Ten years ago, Brian Westbrook was about halfway through an illustrious NFL career, preoccupied during the fall by piling up rushing yards for the Philadelphia Eagles.
In the offseason, though, he needed a hobby — a respite from the stressful grind of pro football. One day, Westbrook, a longtime animal enthusiast, took a trail ride with a horse and found the peace he was seeking.
"And at that point I made the terrible decision to buy a horse farm," Westbrook said with a smile. "Because I thought it was a good business. And it's not a great business. It's fun. It's enjoyable. Of course you're not going to make a lot of money doing it, but you're doing it out of love, and I love doing it. And I love the horses."
Westbrook spoke at the National Athletic Trainers' Association downtown Thursday, recalling his experiences with injuries in football and addressing ways to protect young athletes from the same setbacks. He took some time to talk afterward about his hobby, which serves as a contrast to his taxing nine-year NFL career.

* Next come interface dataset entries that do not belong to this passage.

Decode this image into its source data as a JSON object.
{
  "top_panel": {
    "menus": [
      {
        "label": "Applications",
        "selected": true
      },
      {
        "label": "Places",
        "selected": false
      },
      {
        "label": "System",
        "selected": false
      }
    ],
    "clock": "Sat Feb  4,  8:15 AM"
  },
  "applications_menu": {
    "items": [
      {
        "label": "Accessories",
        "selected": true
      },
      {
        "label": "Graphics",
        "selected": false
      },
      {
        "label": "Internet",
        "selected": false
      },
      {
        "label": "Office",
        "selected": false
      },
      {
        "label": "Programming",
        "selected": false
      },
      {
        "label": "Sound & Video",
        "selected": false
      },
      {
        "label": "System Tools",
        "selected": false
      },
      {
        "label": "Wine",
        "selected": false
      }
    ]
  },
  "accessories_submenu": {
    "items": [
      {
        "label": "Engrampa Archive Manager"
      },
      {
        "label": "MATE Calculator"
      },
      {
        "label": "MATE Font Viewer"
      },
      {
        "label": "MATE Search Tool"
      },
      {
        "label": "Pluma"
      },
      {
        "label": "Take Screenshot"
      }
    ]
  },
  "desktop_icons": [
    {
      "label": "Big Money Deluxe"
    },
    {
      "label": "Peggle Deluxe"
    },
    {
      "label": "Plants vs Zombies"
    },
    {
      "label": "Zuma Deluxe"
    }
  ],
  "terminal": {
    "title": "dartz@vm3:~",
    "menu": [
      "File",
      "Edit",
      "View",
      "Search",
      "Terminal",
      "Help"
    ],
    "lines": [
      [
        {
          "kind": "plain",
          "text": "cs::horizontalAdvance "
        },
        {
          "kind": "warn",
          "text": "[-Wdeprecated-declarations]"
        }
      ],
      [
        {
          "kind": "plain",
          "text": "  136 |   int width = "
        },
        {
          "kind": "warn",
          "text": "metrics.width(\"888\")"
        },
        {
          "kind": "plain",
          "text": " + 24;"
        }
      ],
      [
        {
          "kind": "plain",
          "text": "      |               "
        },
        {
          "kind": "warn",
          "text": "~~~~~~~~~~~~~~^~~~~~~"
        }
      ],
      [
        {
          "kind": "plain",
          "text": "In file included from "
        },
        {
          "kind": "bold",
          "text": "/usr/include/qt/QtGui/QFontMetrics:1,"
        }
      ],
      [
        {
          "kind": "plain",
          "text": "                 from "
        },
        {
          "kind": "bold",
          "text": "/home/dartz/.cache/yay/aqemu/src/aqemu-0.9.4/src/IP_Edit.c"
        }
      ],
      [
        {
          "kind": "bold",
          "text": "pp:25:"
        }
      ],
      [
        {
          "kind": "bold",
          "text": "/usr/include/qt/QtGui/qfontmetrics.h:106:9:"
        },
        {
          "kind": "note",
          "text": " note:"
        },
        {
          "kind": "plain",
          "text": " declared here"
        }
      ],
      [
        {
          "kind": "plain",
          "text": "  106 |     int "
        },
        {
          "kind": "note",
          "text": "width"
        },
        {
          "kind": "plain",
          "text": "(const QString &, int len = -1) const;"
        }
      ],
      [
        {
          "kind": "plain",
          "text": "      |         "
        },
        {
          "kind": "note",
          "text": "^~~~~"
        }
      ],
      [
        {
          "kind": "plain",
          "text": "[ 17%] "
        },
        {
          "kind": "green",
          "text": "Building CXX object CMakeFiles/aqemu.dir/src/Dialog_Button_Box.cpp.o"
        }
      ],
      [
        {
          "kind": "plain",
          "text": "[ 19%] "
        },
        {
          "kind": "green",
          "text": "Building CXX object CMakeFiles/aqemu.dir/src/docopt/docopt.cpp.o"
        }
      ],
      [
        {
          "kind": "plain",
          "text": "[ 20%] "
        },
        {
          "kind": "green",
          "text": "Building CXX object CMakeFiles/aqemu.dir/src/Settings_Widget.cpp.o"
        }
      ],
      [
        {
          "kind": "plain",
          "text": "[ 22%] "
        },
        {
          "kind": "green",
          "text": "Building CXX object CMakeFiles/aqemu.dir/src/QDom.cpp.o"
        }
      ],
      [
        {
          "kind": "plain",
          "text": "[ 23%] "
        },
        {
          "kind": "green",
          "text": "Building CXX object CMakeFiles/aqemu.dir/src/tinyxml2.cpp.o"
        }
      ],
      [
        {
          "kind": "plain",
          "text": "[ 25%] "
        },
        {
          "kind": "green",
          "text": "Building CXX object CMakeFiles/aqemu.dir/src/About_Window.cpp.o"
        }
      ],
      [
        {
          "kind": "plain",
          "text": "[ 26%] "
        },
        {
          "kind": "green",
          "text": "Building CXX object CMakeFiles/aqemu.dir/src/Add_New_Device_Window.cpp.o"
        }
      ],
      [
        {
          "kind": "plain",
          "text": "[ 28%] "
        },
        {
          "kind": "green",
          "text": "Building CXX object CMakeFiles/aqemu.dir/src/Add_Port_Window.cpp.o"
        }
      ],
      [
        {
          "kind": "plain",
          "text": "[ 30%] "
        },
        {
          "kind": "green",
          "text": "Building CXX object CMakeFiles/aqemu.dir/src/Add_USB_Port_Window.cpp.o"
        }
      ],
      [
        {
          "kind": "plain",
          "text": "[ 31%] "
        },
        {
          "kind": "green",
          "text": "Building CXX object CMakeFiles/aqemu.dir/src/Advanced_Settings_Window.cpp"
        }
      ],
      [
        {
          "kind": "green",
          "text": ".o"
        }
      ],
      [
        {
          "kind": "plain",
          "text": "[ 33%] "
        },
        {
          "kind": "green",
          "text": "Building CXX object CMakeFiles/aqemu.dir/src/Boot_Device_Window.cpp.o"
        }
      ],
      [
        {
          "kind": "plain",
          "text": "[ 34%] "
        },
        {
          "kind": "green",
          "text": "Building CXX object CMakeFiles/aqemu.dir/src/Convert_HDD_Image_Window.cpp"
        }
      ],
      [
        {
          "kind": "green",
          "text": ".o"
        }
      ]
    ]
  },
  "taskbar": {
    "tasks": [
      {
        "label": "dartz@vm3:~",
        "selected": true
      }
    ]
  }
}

The Fort Washington native retired in 2010 with 6,335 career rushing yards on 1,385 carries. He is a Hall of Fame nominee this year. Now 36, he still owns Westbrook Horse Farm in Upper Marlboro and sees it as a change of pace. He has always owned pets, so his venture is a good way to spend life after football.
Westbrook knew he had a lot to learn, though. Even during the offseason when he was still playing, he traveled to the farm every day for five months before he bought it. He cleaned the stalls, fed the horses and cut the grass, so that he knew what he was getting into with his purchase.
Since he bought it in 2006, he has expanded it from 25 acres to 50 and hopes to add more.
"I've had managers run it and things like that, but it's my overall vision and direction that I wanted to go in," Westbrook said. "We've done a good job of transforming a farm that needed a little attention, needed some work, into something that I think we're all very proud of."
The farm holds pleasure horses that owners can leave in the stables and come to ride when they wish. Westbrook's team provides full-service boarding, including feeding, stabling and exercise on nearby trails. Unlike some facilities in Maryland, Westbrook doesn't have race horses, instead opting for a more leisurely hobby.
Still, Westbrook admits that if he could go back in time, he would only own horses, rather than buying a farm. That would appeal to his love of animals without taking on the costs of maintaining the facility.
"But I love it," he said. "I absolutely love it. Now that we own it, I love it, love doing it, love riding the horses, love being around the animals. But if you're solely looking at it as a business, save your money."
Owning race horses can be even less profitable, depending on the horse, with the only big payouts going to the winners of the Kentucky Derby, Preakness or Belmont Stakes.
That's the cautionary tale Westbrook issues — but, he adds, "you do it because you love it."